Prosecutors probe anaesthetist who allegedly poisoned patients so he could save their lives
A French doctor poisoned patients during surgery so he could show off his skills by saving their lives, according to prosecutors.
Anaesthetist Frederic Pechier (47) is suspected of injecting lethal doses of potassium chloride to trigger cardiac arrests on the operating table.
He has been charged over a total of 24 suspicious incidents involving the deaths of nine people at a private clinic in the eastern city of Besancon.
"Pechier appears as the common denominator for these . . . events that seem related to an acute conflict with other anaesthetists or surgeons at the Saint-Vincent clinic," said prosecutor Etienne Manteaux.
The anaesthetist is believed to have tampered with patients' perfusion bags.
His alleged victims were aged between four and 80 at the time of the incidents, which date back to 2008.
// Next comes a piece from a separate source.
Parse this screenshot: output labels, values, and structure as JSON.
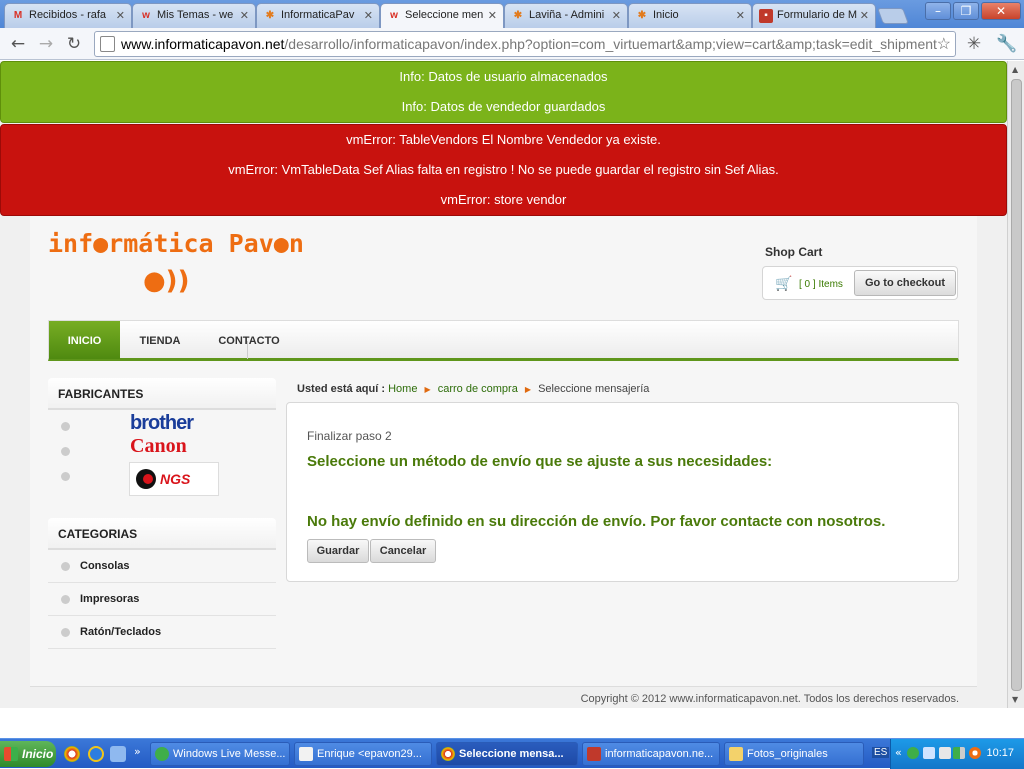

Dr Pechier's colleagues are said to have become suspicious at how quickly he was able to diagnose the anaesthetic overdoses.
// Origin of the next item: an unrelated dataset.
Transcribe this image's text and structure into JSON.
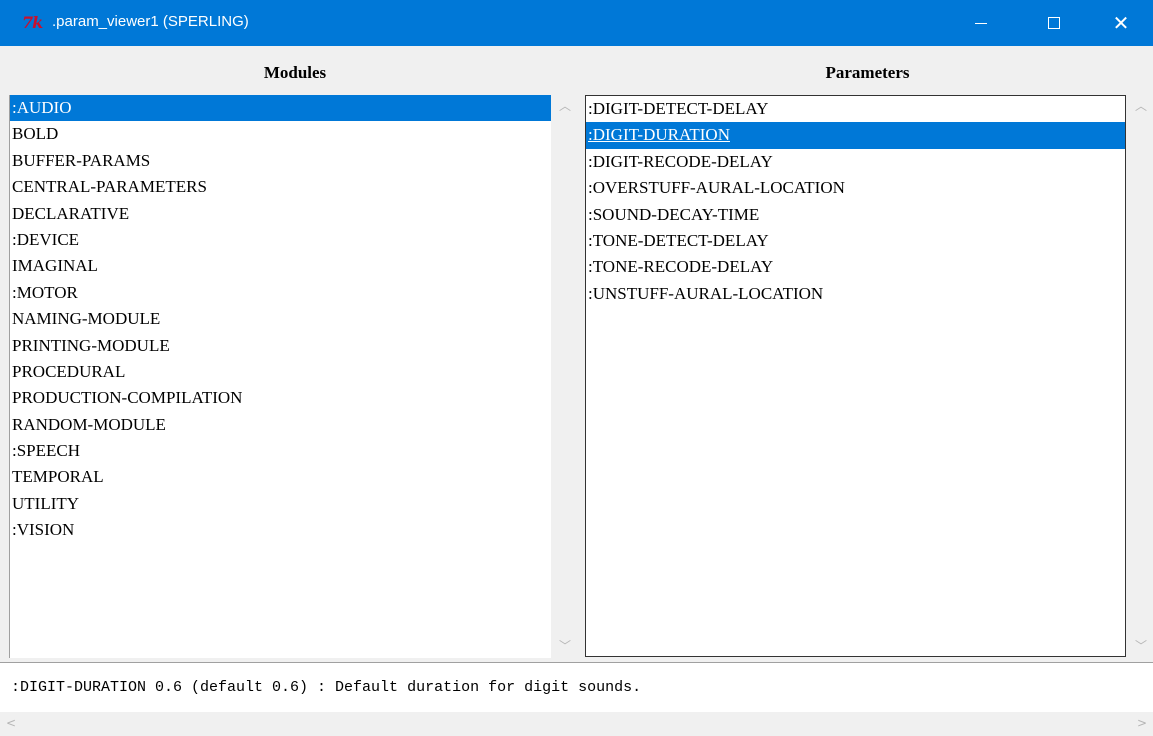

He was first placed under investigation in May 2017.
Dr Pechier, who has been suspended from practising, denies the charges but told reporters his career is "over" whatever the case's outcome.
"You cannot trust a doctor who, at one point, has been labelled a poisoner," he said.
He faces a life sentence if convicted of the allegations.